- [Directions] Every line of the material is to be set down again without any change.

- [Listed records]
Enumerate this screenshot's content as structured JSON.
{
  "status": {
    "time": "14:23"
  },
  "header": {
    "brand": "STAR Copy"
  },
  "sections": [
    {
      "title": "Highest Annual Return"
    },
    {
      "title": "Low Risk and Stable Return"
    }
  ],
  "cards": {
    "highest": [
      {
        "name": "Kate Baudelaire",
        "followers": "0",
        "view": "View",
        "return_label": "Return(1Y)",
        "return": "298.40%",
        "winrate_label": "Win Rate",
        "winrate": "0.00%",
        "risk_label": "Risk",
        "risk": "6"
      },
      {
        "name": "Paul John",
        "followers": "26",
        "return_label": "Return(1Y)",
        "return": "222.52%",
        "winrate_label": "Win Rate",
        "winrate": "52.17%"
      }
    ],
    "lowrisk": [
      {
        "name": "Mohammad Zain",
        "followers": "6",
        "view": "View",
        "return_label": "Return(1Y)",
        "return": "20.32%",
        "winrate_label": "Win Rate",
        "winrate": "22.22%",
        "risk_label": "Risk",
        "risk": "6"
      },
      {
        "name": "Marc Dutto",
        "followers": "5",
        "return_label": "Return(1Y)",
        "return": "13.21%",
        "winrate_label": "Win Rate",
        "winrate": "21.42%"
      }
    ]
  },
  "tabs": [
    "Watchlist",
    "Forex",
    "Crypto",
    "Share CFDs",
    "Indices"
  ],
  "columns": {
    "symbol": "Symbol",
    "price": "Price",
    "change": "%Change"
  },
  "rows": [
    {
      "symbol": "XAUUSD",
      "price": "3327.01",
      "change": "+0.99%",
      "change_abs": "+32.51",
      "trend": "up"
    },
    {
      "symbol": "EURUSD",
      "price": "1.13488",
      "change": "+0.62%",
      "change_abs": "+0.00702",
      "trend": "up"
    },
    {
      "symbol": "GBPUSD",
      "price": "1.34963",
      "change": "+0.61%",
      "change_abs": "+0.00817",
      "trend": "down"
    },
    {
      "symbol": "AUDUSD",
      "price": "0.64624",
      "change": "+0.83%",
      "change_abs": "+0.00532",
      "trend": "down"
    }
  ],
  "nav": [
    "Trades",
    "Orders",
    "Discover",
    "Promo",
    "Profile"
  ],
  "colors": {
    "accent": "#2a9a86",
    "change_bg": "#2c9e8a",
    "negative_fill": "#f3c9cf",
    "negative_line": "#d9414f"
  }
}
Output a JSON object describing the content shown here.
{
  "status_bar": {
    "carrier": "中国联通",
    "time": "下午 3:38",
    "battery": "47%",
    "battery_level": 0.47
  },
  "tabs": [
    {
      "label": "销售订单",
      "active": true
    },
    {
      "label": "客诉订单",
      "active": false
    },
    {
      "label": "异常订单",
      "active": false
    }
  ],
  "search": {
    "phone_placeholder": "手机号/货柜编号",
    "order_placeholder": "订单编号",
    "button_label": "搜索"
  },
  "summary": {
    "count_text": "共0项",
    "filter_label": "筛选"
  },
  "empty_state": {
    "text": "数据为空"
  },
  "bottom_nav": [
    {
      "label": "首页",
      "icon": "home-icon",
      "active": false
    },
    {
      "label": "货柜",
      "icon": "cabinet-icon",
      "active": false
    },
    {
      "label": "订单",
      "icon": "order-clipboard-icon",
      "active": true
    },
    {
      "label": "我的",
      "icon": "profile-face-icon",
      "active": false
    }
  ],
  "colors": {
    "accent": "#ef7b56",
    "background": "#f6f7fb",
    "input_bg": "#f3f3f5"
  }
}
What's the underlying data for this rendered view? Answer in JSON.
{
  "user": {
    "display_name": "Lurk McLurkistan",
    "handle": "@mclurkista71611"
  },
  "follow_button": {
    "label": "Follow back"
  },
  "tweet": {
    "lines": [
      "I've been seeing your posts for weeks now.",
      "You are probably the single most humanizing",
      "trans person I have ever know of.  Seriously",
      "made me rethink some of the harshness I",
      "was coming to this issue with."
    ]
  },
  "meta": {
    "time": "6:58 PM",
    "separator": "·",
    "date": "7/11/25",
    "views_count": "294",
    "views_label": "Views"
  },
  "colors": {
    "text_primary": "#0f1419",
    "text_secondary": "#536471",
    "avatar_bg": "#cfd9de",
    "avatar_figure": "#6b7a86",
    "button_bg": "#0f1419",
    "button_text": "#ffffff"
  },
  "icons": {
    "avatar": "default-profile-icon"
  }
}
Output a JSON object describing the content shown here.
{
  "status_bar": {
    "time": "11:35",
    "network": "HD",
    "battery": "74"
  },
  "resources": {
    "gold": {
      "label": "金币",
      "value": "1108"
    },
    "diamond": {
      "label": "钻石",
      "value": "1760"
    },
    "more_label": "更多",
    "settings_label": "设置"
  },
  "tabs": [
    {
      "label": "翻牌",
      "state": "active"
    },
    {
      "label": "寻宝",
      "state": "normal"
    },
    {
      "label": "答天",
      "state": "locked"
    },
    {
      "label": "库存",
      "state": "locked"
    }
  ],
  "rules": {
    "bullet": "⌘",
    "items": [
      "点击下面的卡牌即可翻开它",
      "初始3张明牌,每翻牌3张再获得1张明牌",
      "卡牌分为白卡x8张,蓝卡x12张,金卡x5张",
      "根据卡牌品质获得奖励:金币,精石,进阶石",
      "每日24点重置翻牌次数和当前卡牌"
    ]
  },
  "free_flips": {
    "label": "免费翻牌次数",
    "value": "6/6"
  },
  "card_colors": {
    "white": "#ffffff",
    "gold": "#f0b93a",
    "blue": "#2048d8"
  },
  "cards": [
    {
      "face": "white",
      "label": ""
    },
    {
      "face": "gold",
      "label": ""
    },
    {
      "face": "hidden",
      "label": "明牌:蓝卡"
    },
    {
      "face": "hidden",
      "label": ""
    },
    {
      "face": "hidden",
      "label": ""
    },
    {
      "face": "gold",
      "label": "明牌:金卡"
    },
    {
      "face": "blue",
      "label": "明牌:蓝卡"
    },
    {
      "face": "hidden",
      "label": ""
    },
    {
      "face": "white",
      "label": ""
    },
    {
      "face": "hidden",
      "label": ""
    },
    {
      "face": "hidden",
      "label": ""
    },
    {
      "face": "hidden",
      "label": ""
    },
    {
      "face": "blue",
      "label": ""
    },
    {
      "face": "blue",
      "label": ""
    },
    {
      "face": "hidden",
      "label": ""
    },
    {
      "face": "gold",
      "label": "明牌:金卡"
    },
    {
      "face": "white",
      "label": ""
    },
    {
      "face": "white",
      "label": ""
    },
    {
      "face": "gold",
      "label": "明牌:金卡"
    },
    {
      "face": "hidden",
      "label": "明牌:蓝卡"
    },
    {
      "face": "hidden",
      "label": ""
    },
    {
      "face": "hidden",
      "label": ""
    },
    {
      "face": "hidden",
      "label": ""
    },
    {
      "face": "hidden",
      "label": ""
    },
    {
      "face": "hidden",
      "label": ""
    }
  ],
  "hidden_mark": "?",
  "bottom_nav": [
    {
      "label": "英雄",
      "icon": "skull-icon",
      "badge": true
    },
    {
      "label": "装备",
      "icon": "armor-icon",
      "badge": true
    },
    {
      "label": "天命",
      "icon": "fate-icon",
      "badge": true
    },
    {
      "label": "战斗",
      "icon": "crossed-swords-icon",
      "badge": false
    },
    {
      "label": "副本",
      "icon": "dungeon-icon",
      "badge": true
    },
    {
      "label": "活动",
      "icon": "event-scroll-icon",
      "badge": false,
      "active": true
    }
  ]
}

- [Answer box]
Enumerate this screenshot's content as structured JSON.
{
  "status": {
    "time": "14:23"
  },
  "header": {
    "brand": "STAR Copy"
  },
  "sections": [
    {
      "title": "Highest Annual Return"
    },
    {
      "title": "Low Risk and Stable Return"
    }
  ],
  "cards": {
    "highest": [
      {
        "name": "Kate Baudelaire",
        "followers": "0",
        "view": "View",
        "return_label": "Return(1Y)",
        "return": "298.40%",
        "winrate_label": "Win Rate",
        "winrate": "0.00%",
        "risk_label": "Risk",
        "risk": "6"
      },
      {
        "name": "Paul John",
        "followers": "26",
        "return_label": "Return(1Y)",
        "return": "222.52%",
        "winrate_label": "Win Rate",
        "winrate": "52.17%"
      }
    ],
    "lowrisk": [
      {
        "name": "Mohammad Zain",
        "followers": "6",
        "view": "View",
        "return_label": "Return(1Y)",
        "return": "20.32%",
        "winrate_label": "Win Rate",
        "winrate": "22.22%",
        "risk_label": "Risk",
        "risk": "6"
      },
      {
        "name": "Marc Dutto",
        "followers": "5",
        "return_label": "Return(1Y)",
        "return": "13.21%",
        "winrate_label": "Win Rate",
        "winrate": "21.42%"
      }
    ]
  },
  "tabs": [
    "Watchlist",
    "Forex",
    "Crypto",
    "Share CFDs",
    "Indices"
  ],
  "columns": {
    "symbol": "Symbol",
    "price": "Price",
    "change": "%Change"
  },
  "rows": [
    {
      "symbol": "XAUUSD",
      "price": "3327.01",
      "change": "+0.99%",
      "change_abs": "+32.51",
      "trend": "up"
    },
    {
      "symbol": "EURUSD",
      "price": "1.13488",
      "change": "+0.62%",
      "change_abs": "+0.00702",
      "trend": "up"
    },
    {
      "symbol": "GBPUSD",
      "price": "1.34963",
      "change": "+0.61%",
      "change_abs": "+0.00817",
      "trend": "down"
    },
    {
      "symbol": "AUDUSD",
      "price": "0.64624",
      "change": "+0.83%",
      "change_abs": "+0.00532",
      "trend": "down"
    }
  ],
  "nav": [
    "Trades",
    "Orders",
    "Discover",
    "Promo",
    "Profile"
  ],
  "colors": {
    "accent": "#2a9a86",
    "change_bg": "#2c9e8a",
    "negative_fill": "#f3c9cf",
    "negative_line": "#d9414f"
  }
}
Output a JSON object describing the content shown here.
{
  "status_bar": {
    "carrier": "中国联通",
    "time": "下午 3:38",
    "battery": "47%",
    "battery_level": 0.47
  },
  "tabs": [
    {
      "label": "销售订单",
      "active": true
    },
    {
      "label": "客诉订单",
      "active": false
    },
    {
      "label": "异常订单",
      "active": false
    }
  ],
  "search": {
    "phone_placeholder": "手机号/货柜编号",
    "order_placeholder": "订单编号",
    "button_label": "搜索"
  },
  "summary": {
    "count_text": "共0项",
    "filter_label": "筛选"
  },
  "empty_state": {
    "text": "数据为空"
  },
  "bottom_nav": [
    {
      "label": "首页",
      "icon": "home-icon",
      "active": false
    },
    {
      "label": "货柜",
      "icon": "cabinet-icon",
      "active": false
    },
    {
      "label": "订单",
      "icon": "order-clipboard-icon",
      "active": true
    },
    {
      "label": "我的",
      "icon": "profile-face-icon",
      "active": false
    }
  ],
  "colors": {
    "accent": "#ef7b56",
    "background": "#f6f7fb",
    "input_bg": "#f3f3f5"
  }
}
What's the underlying data for this rendered view? Answer in JSON.
{
  "user": {
    "display_name": "Lurk McLurkistan",
    "handle": "@mclurkista71611"
  },
  "follow_button": {
    "label": "Follow back"
  },
  "tweet": {
    "lines": [
      "I've been seeing your posts for weeks now.",
      "You are probably the single most humanizing",
      "trans person I have ever know of.  Seriously",
      "made me rethink some of the harshness I",
      "was coming to this issue with."
    ]
  },
  "meta": {
    "time": "6:58 PM",
    "separator": "·",
    "date": "7/11/25",
    "views_count": "294",
    "views_label": "Views"
  },
  "colors": {
    "text_primary": "#0f1419",
    "text_secondary": "#536471",
    "avatar_bg": "#cfd9de",
    "avatar_figure": "#6b7a86",
    "button_bg": "#0f1419",
    "button_text": "#ffffff"
  },
  "icons": {
    "avatar": "default-profile-icon"
  }
}
Output a JSON object describing the content shown here.
{
  "status_bar": {
    "time": "11:35",
    "network": "HD",
    "battery": "74"
  },
  "resources": {
    "gold": {
      "label": "金币",
      "value": "1108"
    },
    "diamond": {
      "label": "钻石",
      "value": "1760"
    },
    "more_label": "更多",
    "settings_label": "设置"
  },
  "tabs": [
    {
      "label": "翻牌",
      "state": "active"
    },
    {
      "label": "寻宝",
      "state": "normal"
    },
    {
      "label": "答天",
      "state": "locked"
    },
    {
      "label": "库存",
      "state": "locked"
    }
  ],
  "rules": {
    "bullet": "⌘",
    "items": [
      "点击下面的卡牌即可翻开它",
      "初始3张明牌,每翻牌3张再获得1张明牌",
      "卡牌分为白卡x8张,蓝卡x12张,金卡x5张",
      "根据卡牌品质获得奖励:金币,精石,进阶石",
      "每日24点重置翻牌次数和当前卡牌"
    ]
  },
  "free_flips": {
    "label": "免费翻牌次数",
    "value": "6/6"
  },
  "card_colors": {
    "white": "#ffffff",
    "gold": "#f0b93a",
    "blue": "#2048d8"
  },
  "cards": [
    {
      "face": "white",
      "label": ""
    },
    {
      "face": "gold",
      "label": ""
    },
    {
      "face": "hidden",
      "label": "明牌:蓝卡"
    },
    {
      "face": "hidden",
      "label": ""
    },
    {
      "face": "hidden",
      "label": ""
    },
    {
      "face": "gold",
      "label": "明牌:金卡"
    },
    {
      "face": "blue",
      "label": "明牌:蓝卡"
    },
    {
      "face": "hidden",
      "label": ""
    },
    {
      "face": "white",
      "label": ""
    },
    {
      "face": "hidden",
      "label": ""
    },
    {
      "face": "hidden",
      "label": ""
    },
    {
      "face": "hidden",
      "label": ""
    },
    {
      "face": "blue",
      "label": ""
    },
    {
      "face": "blue",
      "label": ""
    },
    {
      "face": "hidden",
      "label": ""
    },
    {
      "face": "gold",
      "label": "明牌:金卡"
    },
    {
      "face": "white",
      "label": ""
    },
    {
      "face": "white",
      "label": ""
    },
    {
      "face": "gold",
      "label": "明牌:金卡"
    },
    {
      "face": "hidden",
      "label": "明牌:蓝卡"
    },
    {
      "face": "hidden",
      "label": ""
    },
    {
      "face": "hidden",
      "label": ""
    },
    {
      "face": "hidden",
      "label": ""
    },
    {
      "face": "hidden",
      "label": ""
    },
    {
      "face": "hidden",
      "label": ""
    }
  ],
  "hidden_mark": "?",
  "bottom_nav": [
    {
      "label": "英雄",
      "icon": "skull-icon",
      "badge": true
    },
    {
      "label": "装备",
      "icon": "armor-icon",
      "badge": true
    },
    {
      "label": "天命",
      "icon": "fate-icon",
      "badge": true
    },
    {
      "label": "战斗",
      "icon": "crossed-swords-icon",
      "badge": false
    },
    {
      "label": "副本",
      "icon": "dungeon-icon",
      "badge": true
    },
    {
      "label": "活动",
      "icon": "event-scroll-icon",
      "badge": false,
      "active": true
    }
  ]
}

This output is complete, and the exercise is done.